Task directions:
What follows is a set of entries. Give them again exactly, without the pictures.

━━━━━ Data shown

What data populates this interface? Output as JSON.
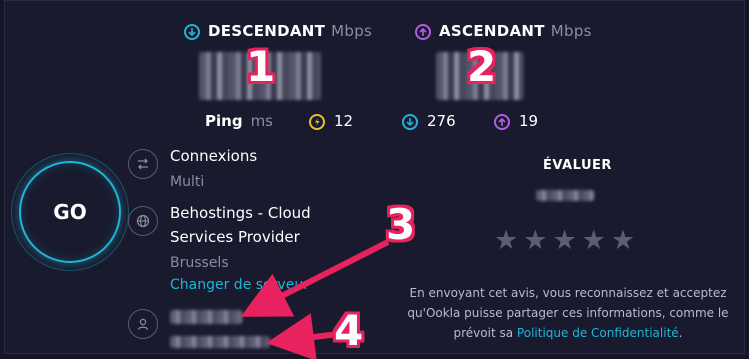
{
  "download": {
    "label": "DESCENDANT",
    "unit": "Mbps",
    "color": "#1fb5d6"
  },
  "upload": {
    "label": "ASCENDANT",
    "unit": "Mbps",
    "color": "#b45ee6"
  },
  "ping": {
    "label": "Ping",
    "unit": "ms",
    "idle": "12",
    "download": "276",
    "upload": "19",
    "idle_color": "#e6c12f"
  },
  "go_button": {
    "label": "GO"
  },
  "connections": {
    "title": "Connexions",
    "value": "Multi"
  },
  "server": {
    "name_line1": "Behostings - Cloud",
    "name_line2": "Services Provider",
    "location": "Brussels",
    "change_link": "Changer de serveur"
  },
  "rating": {
    "title": "ÉVALUER",
    "stars": 5
  },
  "note": {
    "text": "En envoyant cet avis, vous reconnaissez et acceptez qu'Ookla puisse partager ces informations, comme le prévoit sa",
    "link": "Politique de Confidentialité",
    "end": "."
  },
  "annotations": {
    "m1": "1",
    "m2": "2",
    "m3": "3",
    "m4": "4",
    "color": "#e8225e"
  }
}
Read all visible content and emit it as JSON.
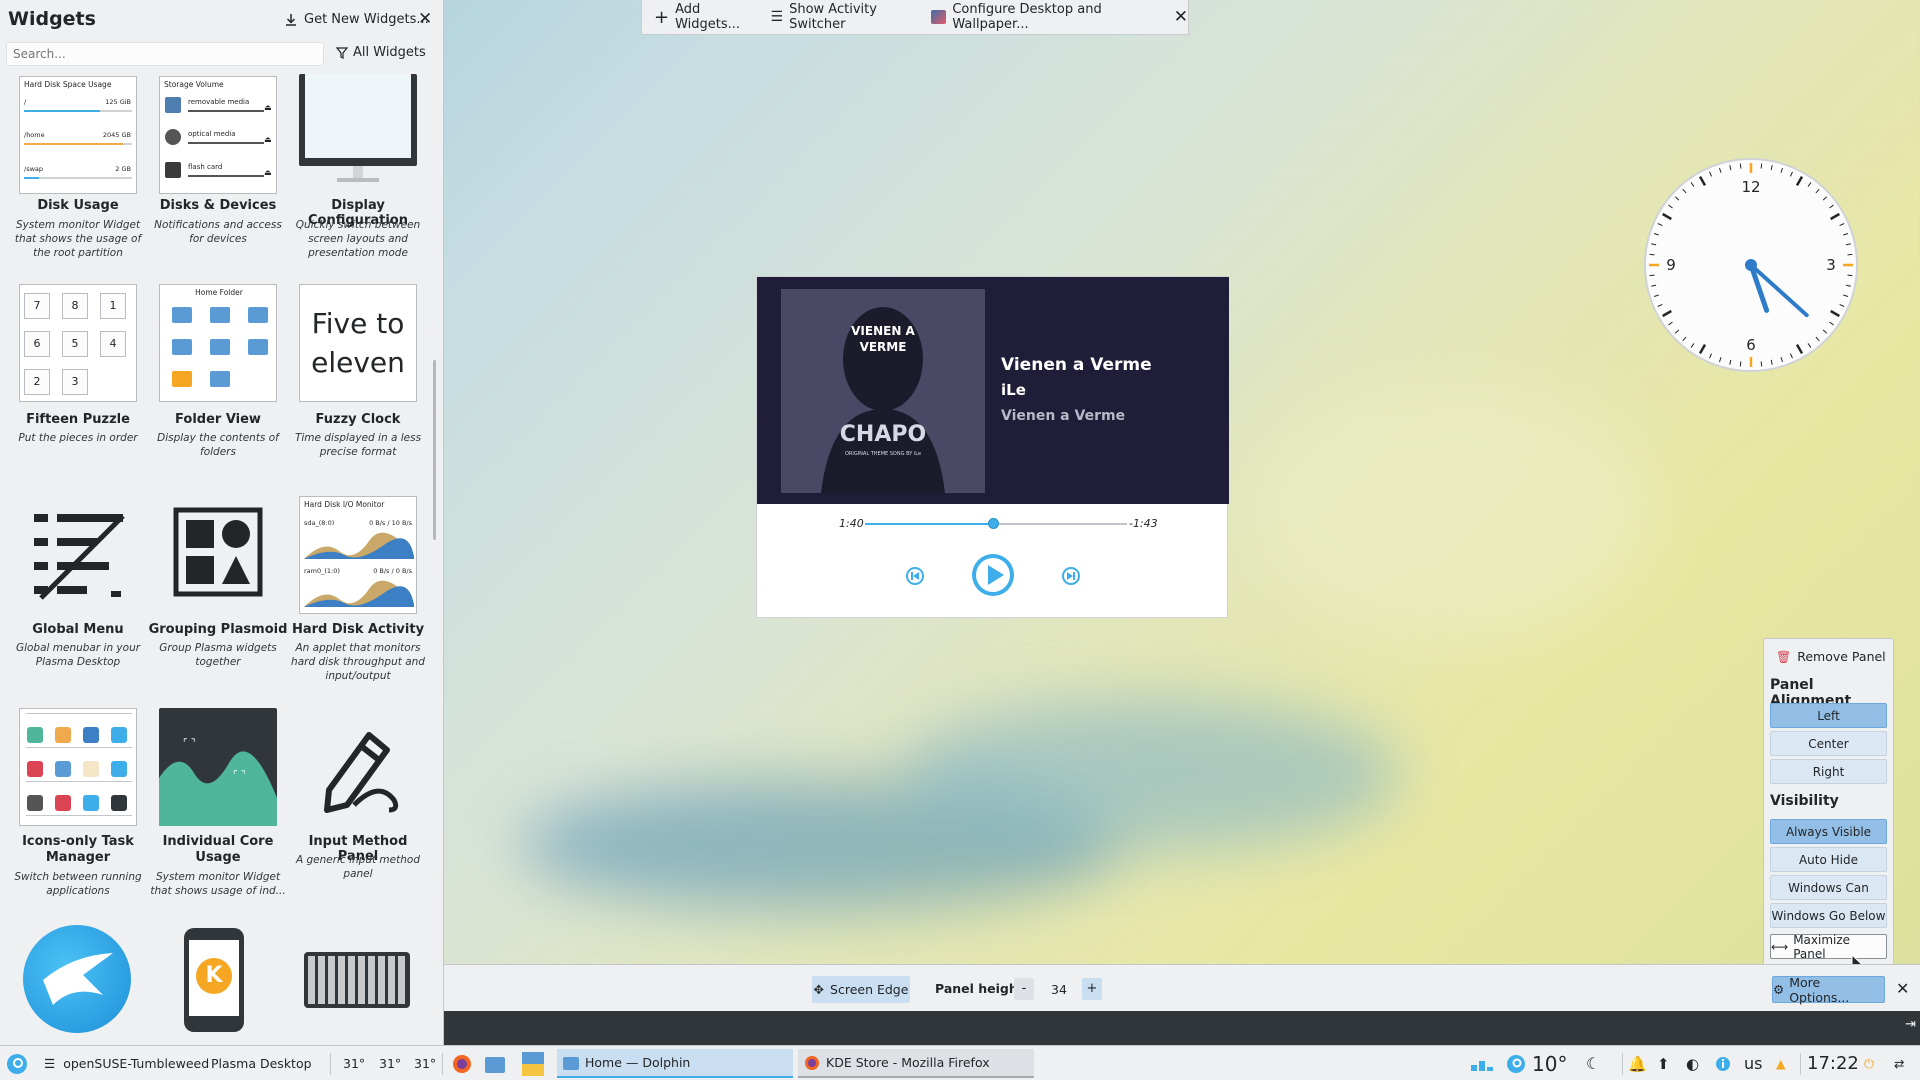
{
  "explorer": {
    "title": "Widgets",
    "get_new_label": "Get New Widgets...",
    "search_placeholder": "Search...",
    "filter_label": "All Widgets",
    "widgets": [
      {
        "name": "Disk Usage",
        "desc": "System monitor Widget that shows the usage of the root partition",
        "thumb": {
          "title": "Hard Disk Space Usage",
          "rows": [
            {
              "path": "/",
              "size": "125 GiB"
            },
            {
              "path": "/home",
              "size": "2045 GB"
            },
            {
              "path": "/swap",
              "size": "2 GB"
            }
          ]
        }
      },
      {
        "name": "Disks & Devices",
        "desc": "Notifications and access for devices",
        "thumb": {
          "title": "Storage Volume",
          "rows": [
            {
              "label": "removable media"
            },
            {
              "label": "optical media"
            },
            {
              "label": "flash card"
            }
          ]
        }
      },
      {
        "name": "Display Configuration",
        "desc": "Quickly switch between screen layouts and presentation mode"
      },
      {
        "name": "Fifteen Puzzle",
        "desc": "Put the pieces in order",
        "thumb": {
          "tiles": [
            "7",
            "8",
            "1",
            "6",
            "5",
            "4",
            "2",
            "3"
          ]
        }
      },
      {
        "name": "Folder View",
        "desc": "Display the contents of folders",
        "thumb": {
          "title": "Home Folder"
        }
      },
      {
        "name": "Fuzzy Clock",
        "desc": "Time displayed in a less precise format",
        "thumb": {
          "text": "Five to eleven"
        }
      },
      {
        "name": "Global Menu",
        "desc": "Global menubar in your Plasma Desktop"
      },
      {
        "name": "Grouping Plasmoid",
        "desc": "Group Plasma widgets together"
      },
      {
        "name": "Hard Disk Activity",
        "desc": "An applet that monitors hard disk throughput and input/output",
        "thumb": {
          "title": "Hard Disk I/O Monitor",
          "row1": "sda_(8:0)",
          "row1_val": "0 B/s / 10 B/s",
          "row2": "ram0_(1:0)",
          "row2_val": "0 B/s / 0 B/s"
        }
      },
      {
        "name": "Icons-only Task Manager",
        "desc": "Switch between running applications"
      },
      {
        "name": "Individual Core Usage",
        "desc": "System monitor Widget that shows usage of ind..."
      },
      {
        "name": "Input Method Panel",
        "desc": "A generic input method panel"
      }
    ]
  },
  "desktop_toolbar": {
    "add_widgets": "Add Widgets...",
    "activity_switcher": "Show Activity Switcher",
    "configure": "Configure Desktop and Wallpaper..."
  },
  "player": {
    "title": "Vienen a Verme",
    "artist": "iLe",
    "album": "Vienen a Verme",
    "cover_text_top": "VIENEN A VERME",
    "cover_text_main": "CHAPO",
    "cover_text_sub": "ORIGINAL THEME SONG BY iLe",
    "elapsed": "1:40",
    "remaining": "-1:43",
    "progress_fraction": 0.49
  },
  "clock": {
    "numerals": [
      "12",
      "3",
      "6",
      "9"
    ],
    "time": "17:22"
  },
  "panel_menu": {
    "remove": "Remove Panel",
    "alignment_heading": "Panel Alignment",
    "alignment_options": [
      "Left",
      "Center",
      "Right"
    ],
    "alignment_selected": "Left",
    "visibility_heading": "Visibility",
    "visibility_options": [
      "Always Visible",
      "Auto Hide",
      "Windows Can Cover",
      "Windows Go Below"
    ],
    "visibility_selected": "Always Visible",
    "maximize": "Maximize Panel"
  },
  "panel_config": {
    "screen_edge": "Screen Edge",
    "height_label": "Panel height:",
    "minus": "-",
    "height_value": "34",
    "plus": "+",
    "more_options": "More Options..."
  },
  "taskbar": {
    "distro": "openSUSE-Tumbleweed",
    "desktop": "Plasma Desktop",
    "temps": [
      "31°",
      "31°",
      "31°"
    ],
    "tasks": [
      {
        "label": "Home — Dolphin",
        "active": true
      },
      {
        "label": "KDE Store - Mozilla Firefox",
        "active": false
      }
    ],
    "weather": "10°",
    "keyboard": "us",
    "clock": "17:22"
  },
  "colors": {
    "accent": "#3daee9",
    "selected": "#93bfe6",
    "player_bg": "#1f1d37",
    "panel_bg": "#eff0f1"
  }
}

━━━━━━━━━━

Response to this task:
What data populates this interface? Output as JSON.
{
  "download": {
    "label": "DESCENDANT",
    "unit": "Mbps",
    "color": "#1fb5d6"
  },
  "upload": {
    "label": "ASCENDANT",
    "unit": "Mbps",
    "color": "#b45ee6"
  },
  "ping": {
    "label": "Ping",
    "unit": "ms",
    "idle": "12",
    "download": "276",
    "upload": "19",
    "idle_color": "#e6c12f"
  },
  "go_button": {
    "label": "GO"
  },
  "connections": {
    "title": "Connexions",
    "value": "Multi"
  },
  "server": {
    "name_line1": "Behostings - Cloud",
    "name_line2": "Services Provider",
    "location": "Brussels",
    "change_link": "Changer de serveur"
  },
  "rating": {
    "title": "ÉVALUER",
    "stars": 5
  },
  "note": {
    "text": "En envoyant cet avis, vous reconnaissez et acceptez qu'Ookla puisse partager ces informations, comme le prévoit sa",
    "link": "Politique de Confidentialité",
    "end": "."
  },
  "annotations": {
    "m1": "1",
    "m2": "2",
    "m3": "3",
    "m4": "4",
    "color": "#e8225e"
  }
}
Read all visible content and emit it as JSON.
{
  "explorer": {
    "title": "Widgets",
    "get_new_label": "Get New Widgets...",
    "search_placeholder": "Search...",
    "filter_label": "All Widgets",
    "widgets": [
      {
        "name": "Disk Usage",
        "desc": "System monitor Widget that shows the usage of the root partition",
        "thumb": {
          "title": "Hard Disk Space Usage",
          "rows": [
            {
              "path": "/",
              "size": "125 GiB"
            },
            {
              "path": "/home",
              "size": "2045 GB"
            },
            {
              "path": "/swap",
              "size": "2 GB"
            }
          ]
        }
      },
      {
        "name": "Disks & Devices",
        "desc": "Notifications and access for devices",
        "thumb": {
          "title": "Storage Volume",
          "rows": [
            {
              "label": "removable media"
            },
            {
              "label": "optical media"
            },
            {
              "label": "flash card"
            }
          ]
        }
      },
      {
        "name": "Display Configuration",
        "desc": "Quickly switch between screen layouts and presentation mode"
      },
      {
        "name": "Fifteen Puzzle",
        "desc": "Put the pieces in order",
        "thumb": {
          "tiles": [
            "7",
            "8",
            "1",
            "6",
            "5",
            "4",
            "2",
            "3"
          ]
        }
      },
      {
        "name": "Folder View",
        "desc": "Display the contents of folders",
        "thumb": {
          "title": "Home Folder"
        }
      },
      {
        "name": "Fuzzy Clock",
        "desc": "Time displayed in a less precise format",
        "thumb": {
          "text": "Five to eleven"
        }
      },
      {
        "name": "Global Menu",
        "desc": "Global menubar in your Plasma Desktop"
      },
      {
        "name": "Grouping Plasmoid",
        "desc": "Group Plasma widgets together"
      },
      {
        "name": "Hard Disk Activity",
        "desc": "An applet that monitors hard disk throughput and input/output",
        "thumb": {
          "title": "Hard Disk I/O Monitor",
          "row1": "sda_(8:0)",
          "row1_val": "0 B/s / 10 B/s",
          "row2": "ram0_(1:0)",
          "row2_val": "0 B/s / 0 B/s"
        }
      },
      {
        "name": "Icons-only Task Manager",
        "desc": "Switch between running applications"
      },
      {
        "name": "Individual Core Usage",
        "desc": "System monitor Widget that shows usage of ind..."
      },
      {
        "name": "Input Method Panel",
        "desc": "A generic input method panel"
      }
    ]
  },
  "desktop_toolbar": {
    "add_widgets": "Add Widgets...",
    "activity_switcher": "Show Activity Switcher",
    "configure": "Configure Desktop and Wallpaper..."
  },
  "player": {
    "title": "Vienen a Verme",
    "artist": "iLe",
    "album": "Vienen a Verme",
    "cover_text_top": "VIENEN A VERME",
    "cover_text_main": "CHAPO",
    "cover_text_sub": "ORIGINAL THEME SONG BY iLe",
    "elapsed": "1:40",
    "remaining": "-1:43",
    "progress_fraction": 0.49
  },
  "clock": {
    "numerals": [
      "12",
      "3",
      "6",
      "9"
    ],
    "time": "17:22"
  },
  "panel_menu": {
    "remove": "Remove Panel",
    "alignment_heading": "Panel Alignment",
    "alignment_options": [
      "Left",
      "Center",
      "Right"
    ],
    "alignment_selected": "Left",
    "visibility_heading": "Visibility",
    "visibility_options": [
      "Always Visible",
      "Auto Hide",
      "Windows Can Cover",
      "Windows Go Below"
    ],
    "visibility_selected": "Always Visible",
    "maximize": "Maximize Panel"
  },
  "panel_config": {
    "screen_edge": "Screen Edge",
    "height_label": "Panel height:",
    "minus": "-",
    "height_value": "34",
    "plus": "+",
    "more_options": "More Options..."
  },
  "taskbar": {
    "distro": "openSUSE-Tumbleweed",
    "desktop": "Plasma Desktop",
    "temps": [
      "31°",
      "31°",
      "31°"
    ],
    "tasks": [
      {
        "label": "Home — Dolphin",
        "active": true
      },
      {
        "label": "KDE Store - Mozilla Firefox",
        "active": false
      }
    ],
    "weather": "10°",
    "keyboard": "us",
    "clock": "17:22"
  },
  "colors": {
    "accent": "#3daee9",
    "selected": "#93bfe6",
    "player_bg": "#1f1d37",
    "panel_bg": "#eff0f1"
  }
}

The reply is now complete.